Antibiotics were the main form of treating ailments such as colds and flu which are caused by a virus. In fact, these treatments were prescribed by most physicians to deal with both mild and chronic cases, while some patients bought the drugs over the counter without a prescription.

However, it was later discovered that antibiotics are ineffective against flu, colds, fevers and some other diseases. Studies showed that the viral attacks subsided not because the drugs were working but through a natural process. This led to the medical fraternity discouraging the use of antibiotics as it only increased side effects and contributed to the rise of superbugs.

The European Commission recently released a report that shows that many people in Europe are still using antibiotics despite the mass education and campaigns against the use of this treatment. According to the report, as many as one-third of the population has purchased antibiotics in the last year.Antibiotic Awareness Though this represents a 6% drop in people still using this form of treatment, the number of users is still high.

The European Centre for Diseases Prevention and Control (ECDC) says there has been a gradual decline in the usage of antibiotics for colds, fevers and flu, and this is achieved through educating the public and holding campaigns such as the European Antibiotic Awareness Day which is held once every year.

Surveys have been carried out asking people whether antibiotics destroy viruses that cause cold, fever and flu. In 2009, 36% of the respondents said NO. The number rose to 40% in 2013 while in 2016, 43% of the sampled population gave the right answer. This showed that people are now accepting and coming to terms with the reality which is antibiotics are not effective against viruses.

During the launch of the report, the EC says that 93% of the users got the drugs from a healthcare provider while 7% got it from other sources without a doctor’s prescription. This shows that caregivers have been contributing to the slow decline of using antibiotics which in turn undermines the efforts made by campaigns for raising awareness.

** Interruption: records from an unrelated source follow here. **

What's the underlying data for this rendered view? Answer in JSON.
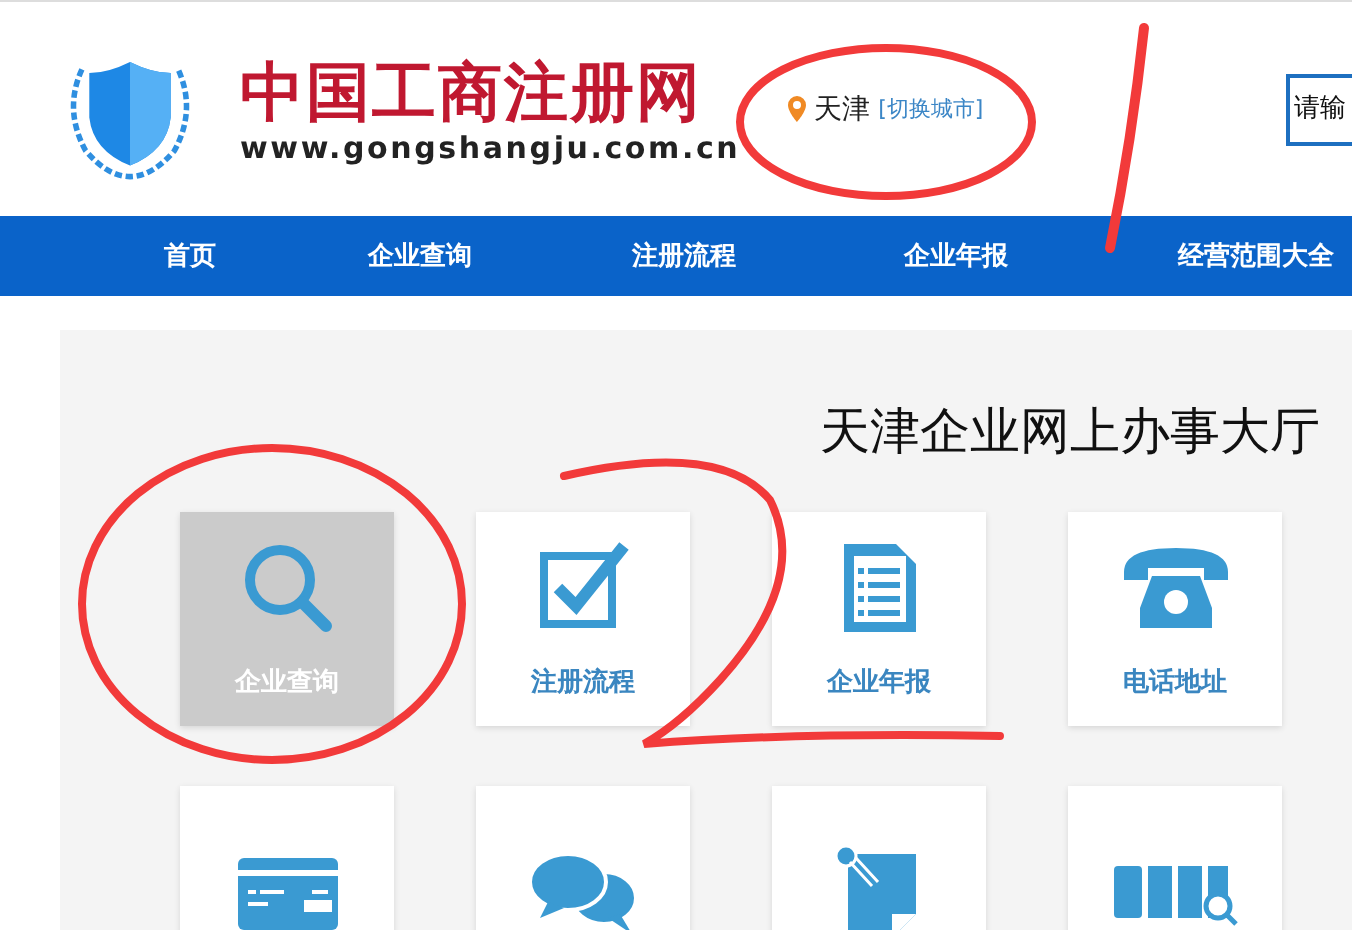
{
  "header": {
    "site_name": "中国工商注册网",
    "site_url": "www.gongshangju.com.cn",
    "location": {
      "city": "天津",
      "switch_link": "[切换城市]"
    },
    "search": {
      "placeholder": "请输"
    }
  },
  "nav": {
    "items": [
      {
        "label": "首页"
      },
      {
        "label": "企业查询"
      },
      {
        "label": "注册流程"
      },
      {
        "label": "企业年报"
      },
      {
        "label": "经营范围大全"
      }
    ]
  },
  "hall": {
    "title": "天津企业网上办事大厅",
    "tiles": [
      {
        "kind": "search",
        "label": "企业查询",
        "selected": true
      },
      {
        "kind": "checkbox",
        "label": "注册流程",
        "selected": false
      },
      {
        "kind": "document",
        "label": "企业年报",
        "selected": false
      },
      {
        "kind": "phone",
        "label": "电话地址",
        "selected": false
      },
      {
        "kind": "card",
        "selected": false
      },
      {
        "kind": "chat",
        "selected": false
      },
      {
        "kind": "note",
        "selected": false
      },
      {
        "kind": "archive",
        "selected": false
      }
    ]
  }
}
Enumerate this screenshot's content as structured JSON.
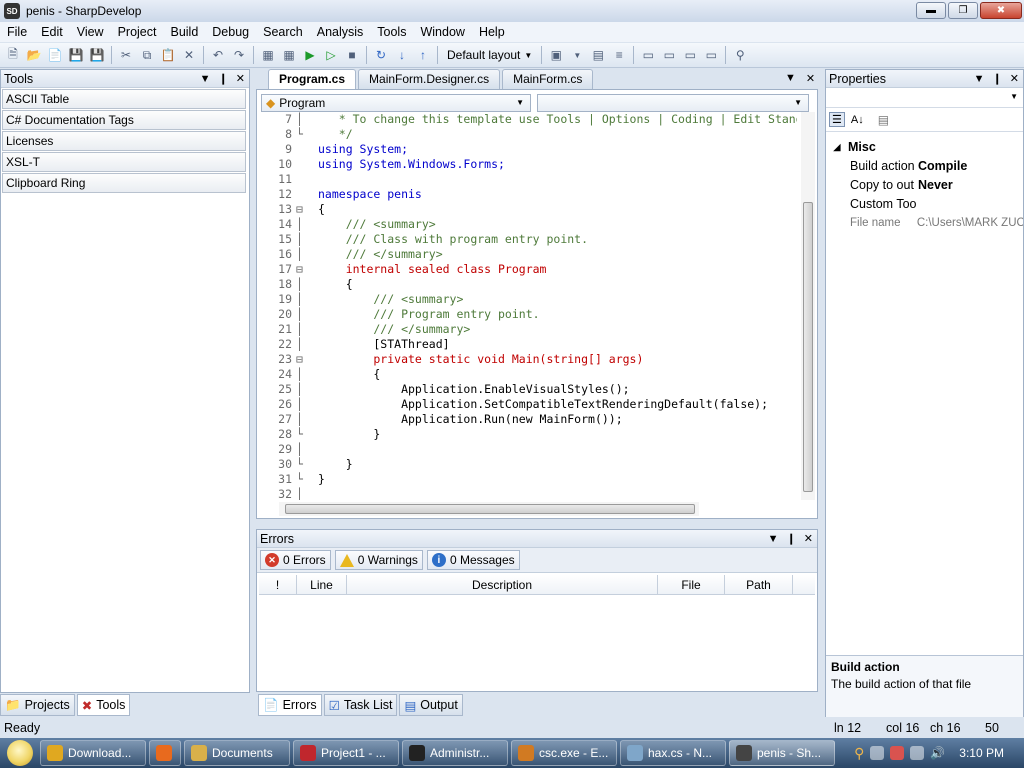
{
  "window": {
    "title": "penis - SharpDevelop"
  },
  "menu": [
    "File",
    "Edit",
    "View",
    "Project",
    "Build",
    "Debug",
    "Search",
    "Analysis",
    "Tools",
    "Window",
    "Help"
  ],
  "toolbar": {
    "layout": "Default layout"
  },
  "tools_panel": {
    "title": "Tools",
    "items": [
      "ASCII Table",
      "C# Documentation Tags",
      "Licenses",
      "XSL-T",
      "Clipboard Ring"
    ],
    "tabs": [
      "Projects",
      "Tools"
    ]
  },
  "editor": {
    "tabs": [
      "Program.cs",
      "MainForm.Designer.cs",
      "MainForm.cs"
    ],
    "class_combo": "Program",
    "member_combo": "",
    "lines": [
      {
        "n": "7",
        "t": "   * To change this template use Tools | Options | Coding | Edit Standard"
      },
      {
        "n": "8",
        "t": "   */"
      },
      {
        "n": "9",
        "t": "using System;"
      },
      {
        "n": "10",
        "t": "using System.Windows.Forms;"
      },
      {
        "n": "11",
        "t": ""
      },
      {
        "n": "12",
        "t": "namespace penis"
      },
      {
        "n": "13",
        "t": "{"
      },
      {
        "n": "14",
        "t": "    /// <summary>"
      },
      {
        "n": "15",
        "t": "    /// Class with program entry point."
      },
      {
        "n": "16",
        "t": "    /// </summary>"
      },
      {
        "n": "17",
        "t": "    internal sealed class Program"
      },
      {
        "n": "18",
        "t": "    {"
      },
      {
        "n": "19",
        "t": "        /// <summary>"
      },
      {
        "n": "20",
        "t": "        /// Program entry point."
      },
      {
        "n": "21",
        "t": "        /// </summary>"
      },
      {
        "n": "22",
        "t": "        [STAThread]"
      },
      {
        "n": "23",
        "t": "        private static void Main(string[] args)"
      },
      {
        "n": "24",
        "t": "        {"
      },
      {
        "n": "25",
        "t": "            Application.EnableVisualStyles();"
      },
      {
        "n": "26",
        "t": "            Application.SetCompatibleTextRenderingDefault(false);"
      },
      {
        "n": "27",
        "t": "            Application.Run(new MainForm());"
      },
      {
        "n": "28",
        "t": "        }"
      },
      {
        "n": "29",
        "t": ""
      },
      {
        "n": "30",
        "t": "    }"
      },
      {
        "n": "31",
        "t": "}"
      },
      {
        "n": "32",
        "t": ""
      }
    ]
  },
  "errors_panel": {
    "title": "Errors",
    "errors": "0 Errors",
    "warnings": "0 Warnings",
    "messages": "0 Messages",
    "columns": [
      "!",
      "Line",
      "Description",
      "File",
      "Path"
    ],
    "tabs": [
      "Errors",
      "Task List",
      "Output"
    ]
  },
  "properties_panel": {
    "title": "Properties",
    "category": "Misc",
    "rows": [
      {
        "name": "Build action",
        "value": "Compile"
      },
      {
        "name": "Copy to out",
        "value": "Never"
      },
      {
        "name": "Custom Too",
        "value": ""
      },
      {
        "name": "File name",
        "value": "C:\\Users\\MARK ZUC"
      }
    ],
    "desc_title": "Build action",
    "desc_text": "The build action of that file"
  },
  "status": {
    "ready": "Ready",
    "ln": "ln 12",
    "col": "col 16",
    "ch": "ch 16",
    "num": "50"
  },
  "taskbar": {
    "apps": [
      {
        "label": "Download...",
        "color": "#e0a820"
      },
      {
        "label": "",
        "color": "#e86a1e"
      },
      {
        "label": "Documents",
        "color": "#d9b04a"
      },
      {
        "label": "Project1 - ...",
        "color": "#c0272d"
      },
      {
        "label": "Administr...",
        "color": "#222222"
      },
      {
        "label": "csc.exe - E...",
        "color": "#d17a22"
      },
      {
        "label": "hax.cs - N...",
        "color": "#7fa6c9"
      },
      {
        "label": "penis - Sh...",
        "color": "#444444"
      }
    ],
    "clock": "3:10 PM"
  }
}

Misuse of the medication has led to antimicrobial resistance which makes more and more antibiotics ineffective in treating bacteria that have mutated. The recommendation for healthcare professionals and doctors is to play a leading role and work together with the ECDC in discouraging from the use of antibiotics in treating viruses, colds and flu.